Items from an interface collection
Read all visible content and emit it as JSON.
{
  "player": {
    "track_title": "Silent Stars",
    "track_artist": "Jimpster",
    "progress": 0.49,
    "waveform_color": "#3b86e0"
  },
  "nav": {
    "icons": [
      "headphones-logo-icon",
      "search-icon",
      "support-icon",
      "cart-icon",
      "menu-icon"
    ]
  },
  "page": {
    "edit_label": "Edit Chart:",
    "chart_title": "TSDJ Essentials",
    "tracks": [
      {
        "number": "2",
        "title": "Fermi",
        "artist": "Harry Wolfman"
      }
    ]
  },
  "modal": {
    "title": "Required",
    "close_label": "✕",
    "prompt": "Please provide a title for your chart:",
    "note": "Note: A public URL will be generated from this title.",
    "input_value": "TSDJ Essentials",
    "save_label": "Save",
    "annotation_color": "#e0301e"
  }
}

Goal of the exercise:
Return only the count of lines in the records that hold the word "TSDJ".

Response area:
2